Another song from the first album, that was originally written with Jones’ pre-Clash band London SS in mind. This is another song that has an anti-drugs message but in this instance the singer is fed up with a partner whose substance misuse has rendered her untrustworthy.
Early Clash guitarist Keith Levene, was of the opinion that “Deny” referred to him, but Mick insists it’s about his then-girlfriend. Mick Jones has aslo said in interviews that Pretenders guitarist Chrissie Hynde “helped with the end bit.”
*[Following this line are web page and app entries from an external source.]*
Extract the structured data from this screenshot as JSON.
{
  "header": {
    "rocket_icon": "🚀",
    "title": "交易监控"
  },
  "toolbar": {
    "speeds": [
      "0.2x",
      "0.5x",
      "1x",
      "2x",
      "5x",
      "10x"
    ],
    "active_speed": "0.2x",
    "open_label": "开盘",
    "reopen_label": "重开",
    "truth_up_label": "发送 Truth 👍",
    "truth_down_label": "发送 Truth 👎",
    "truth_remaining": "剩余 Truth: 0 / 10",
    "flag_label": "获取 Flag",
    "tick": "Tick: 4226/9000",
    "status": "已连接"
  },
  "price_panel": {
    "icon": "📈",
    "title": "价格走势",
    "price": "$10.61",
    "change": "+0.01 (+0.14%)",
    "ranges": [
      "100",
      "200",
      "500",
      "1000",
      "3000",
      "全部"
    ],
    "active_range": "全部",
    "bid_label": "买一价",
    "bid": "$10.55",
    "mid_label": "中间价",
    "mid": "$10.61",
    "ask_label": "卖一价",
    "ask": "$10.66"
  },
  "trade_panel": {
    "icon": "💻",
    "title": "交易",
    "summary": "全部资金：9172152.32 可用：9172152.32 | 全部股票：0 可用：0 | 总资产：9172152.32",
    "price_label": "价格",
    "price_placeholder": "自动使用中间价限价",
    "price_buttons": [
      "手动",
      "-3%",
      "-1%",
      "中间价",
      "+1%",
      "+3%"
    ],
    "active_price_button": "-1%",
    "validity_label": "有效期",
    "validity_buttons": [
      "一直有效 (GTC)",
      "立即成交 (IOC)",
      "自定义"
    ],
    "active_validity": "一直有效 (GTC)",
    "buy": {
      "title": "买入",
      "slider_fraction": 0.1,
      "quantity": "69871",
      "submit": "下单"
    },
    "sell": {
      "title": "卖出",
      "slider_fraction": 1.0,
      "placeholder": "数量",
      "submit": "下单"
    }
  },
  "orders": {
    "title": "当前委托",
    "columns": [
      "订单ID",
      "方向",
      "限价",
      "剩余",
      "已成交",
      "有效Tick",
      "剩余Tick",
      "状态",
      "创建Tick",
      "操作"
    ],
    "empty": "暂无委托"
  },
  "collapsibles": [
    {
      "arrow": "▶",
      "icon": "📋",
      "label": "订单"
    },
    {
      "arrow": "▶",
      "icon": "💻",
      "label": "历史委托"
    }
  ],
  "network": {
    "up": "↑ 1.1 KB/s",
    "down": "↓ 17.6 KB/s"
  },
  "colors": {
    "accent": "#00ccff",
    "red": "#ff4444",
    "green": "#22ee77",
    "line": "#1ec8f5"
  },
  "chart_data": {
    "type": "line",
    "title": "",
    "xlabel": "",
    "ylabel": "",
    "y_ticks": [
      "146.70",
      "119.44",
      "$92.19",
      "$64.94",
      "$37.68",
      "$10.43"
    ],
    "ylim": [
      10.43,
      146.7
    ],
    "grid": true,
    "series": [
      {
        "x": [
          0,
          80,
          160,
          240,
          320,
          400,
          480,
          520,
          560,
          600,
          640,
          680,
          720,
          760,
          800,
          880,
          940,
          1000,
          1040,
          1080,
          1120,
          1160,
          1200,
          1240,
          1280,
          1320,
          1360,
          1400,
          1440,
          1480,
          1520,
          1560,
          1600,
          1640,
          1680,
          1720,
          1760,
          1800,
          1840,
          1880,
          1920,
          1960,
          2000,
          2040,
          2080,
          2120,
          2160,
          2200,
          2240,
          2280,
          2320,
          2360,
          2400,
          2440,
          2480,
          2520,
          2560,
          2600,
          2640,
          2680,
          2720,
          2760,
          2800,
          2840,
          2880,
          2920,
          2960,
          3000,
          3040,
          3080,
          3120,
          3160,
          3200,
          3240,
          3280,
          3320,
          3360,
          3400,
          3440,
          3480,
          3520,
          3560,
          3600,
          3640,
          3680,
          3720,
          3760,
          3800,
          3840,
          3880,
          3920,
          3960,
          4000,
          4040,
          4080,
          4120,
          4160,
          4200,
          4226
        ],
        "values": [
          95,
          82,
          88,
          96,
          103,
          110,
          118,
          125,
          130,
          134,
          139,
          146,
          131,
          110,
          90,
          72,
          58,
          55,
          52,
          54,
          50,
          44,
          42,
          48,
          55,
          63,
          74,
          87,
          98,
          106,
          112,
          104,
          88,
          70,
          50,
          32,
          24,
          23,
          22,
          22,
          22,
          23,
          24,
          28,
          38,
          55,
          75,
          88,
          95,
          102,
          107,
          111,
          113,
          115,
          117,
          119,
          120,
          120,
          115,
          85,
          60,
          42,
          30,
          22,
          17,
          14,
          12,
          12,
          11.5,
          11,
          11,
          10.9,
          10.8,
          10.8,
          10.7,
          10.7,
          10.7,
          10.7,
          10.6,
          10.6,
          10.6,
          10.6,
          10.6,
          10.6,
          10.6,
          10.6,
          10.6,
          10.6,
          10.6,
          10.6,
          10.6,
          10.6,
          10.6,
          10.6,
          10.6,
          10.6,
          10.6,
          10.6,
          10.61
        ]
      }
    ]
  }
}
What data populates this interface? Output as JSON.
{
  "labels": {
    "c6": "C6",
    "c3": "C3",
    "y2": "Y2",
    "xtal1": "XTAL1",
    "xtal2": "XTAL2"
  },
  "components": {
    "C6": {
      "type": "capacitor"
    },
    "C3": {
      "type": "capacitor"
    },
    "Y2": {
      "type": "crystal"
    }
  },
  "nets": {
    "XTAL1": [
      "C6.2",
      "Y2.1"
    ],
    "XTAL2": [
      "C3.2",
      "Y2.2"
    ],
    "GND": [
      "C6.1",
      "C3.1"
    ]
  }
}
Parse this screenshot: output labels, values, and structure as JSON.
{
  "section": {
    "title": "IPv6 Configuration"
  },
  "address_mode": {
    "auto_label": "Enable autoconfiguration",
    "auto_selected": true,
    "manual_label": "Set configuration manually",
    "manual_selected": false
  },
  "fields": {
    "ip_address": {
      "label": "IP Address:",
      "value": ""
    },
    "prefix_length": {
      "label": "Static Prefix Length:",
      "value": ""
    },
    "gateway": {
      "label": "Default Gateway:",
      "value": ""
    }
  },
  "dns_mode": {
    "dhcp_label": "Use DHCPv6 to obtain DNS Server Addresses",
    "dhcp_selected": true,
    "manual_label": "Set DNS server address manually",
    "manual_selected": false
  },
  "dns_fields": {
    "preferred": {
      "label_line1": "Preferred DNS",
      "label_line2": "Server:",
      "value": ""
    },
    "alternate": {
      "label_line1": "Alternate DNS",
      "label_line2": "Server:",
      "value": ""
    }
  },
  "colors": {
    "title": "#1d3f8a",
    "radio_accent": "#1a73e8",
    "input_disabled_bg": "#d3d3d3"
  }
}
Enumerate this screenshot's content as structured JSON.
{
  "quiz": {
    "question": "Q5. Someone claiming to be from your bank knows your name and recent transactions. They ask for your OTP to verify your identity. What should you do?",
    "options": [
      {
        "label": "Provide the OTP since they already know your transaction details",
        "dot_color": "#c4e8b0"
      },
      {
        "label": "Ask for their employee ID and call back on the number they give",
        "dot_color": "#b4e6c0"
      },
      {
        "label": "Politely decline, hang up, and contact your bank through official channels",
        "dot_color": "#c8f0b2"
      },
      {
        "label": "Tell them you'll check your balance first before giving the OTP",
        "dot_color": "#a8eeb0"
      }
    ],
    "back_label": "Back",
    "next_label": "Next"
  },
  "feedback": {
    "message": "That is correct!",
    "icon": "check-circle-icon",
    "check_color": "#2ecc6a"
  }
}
Written by Jones as an ode to his childhood friend Robin Crocker, Stay Free is a sweet song dedicated to the bromance between two school friends. Crocker had ended up in prison for robbery during which, Jones formed and achieved success with The Clash. The song seems to be aware of how two people can take two vastly different paths. Is it luck or is it judgement that separates the two? The song seems to suggest a bit of both and the closing line ‘Go Easy. Step Lightly. Stay Free’ is a fan favourite lyric that has adorned many a Clash merchandise.
Crocker told The Guardian in a 2008 interview: “After school I was working as a journalist and got laid off. I fell in with a bunch of people and we decided to rob some banks. I ended up in a maximum security jail on the Isle of Wight. By the time I got out Mick had formed the Clash. One evening he came over with an acoustic and played me ‘Stay Free.’ It’s a memento of a glorious band, a glorious time and a glorious friendship. Unfortunately, I didn’t Stay Free. I did a wages snatch in Stockholm and got banged up again.”
Somebody Got Murdered
In early 1980 singer Joe Strummer was approached by American musician, arranger, songwriter, composer Jack Nitzsche, who was creating the soundtrack to the Al Pacino movie Cruising. Nitzsche asked Strummer to provide a song to the soundtrack. That evening Strummer arrived back at his flat in London to learn that a parking attendant in the area had been stabbed over an argument about a tiny amount of money. This incident inspired the lyrics to “Somebody Got Murdered.” In the end, the song wasn’t used in the Cruising score, so it went on the Sandnista! album instead.
Somebody Got Murdered was the first Sandinista! song to be played live when The Clash performed it at the Roxy in LA in April 1980. It remained a live fixture right up until Mick Jones was fired from the band in 1983.
I’m Molly Tie- a freelance writer and punk blogger! I have two major musical loves in my life- punk and the music of the 1960s. I love all eras of punk- from 70s UK to US pop-punk. I’m particularly interested in issues relating to women in the music scene. I am currently writing a book that explores the lived experience of being a female into punk music. The book is a labour of love- and my aim is to get it published in 2021.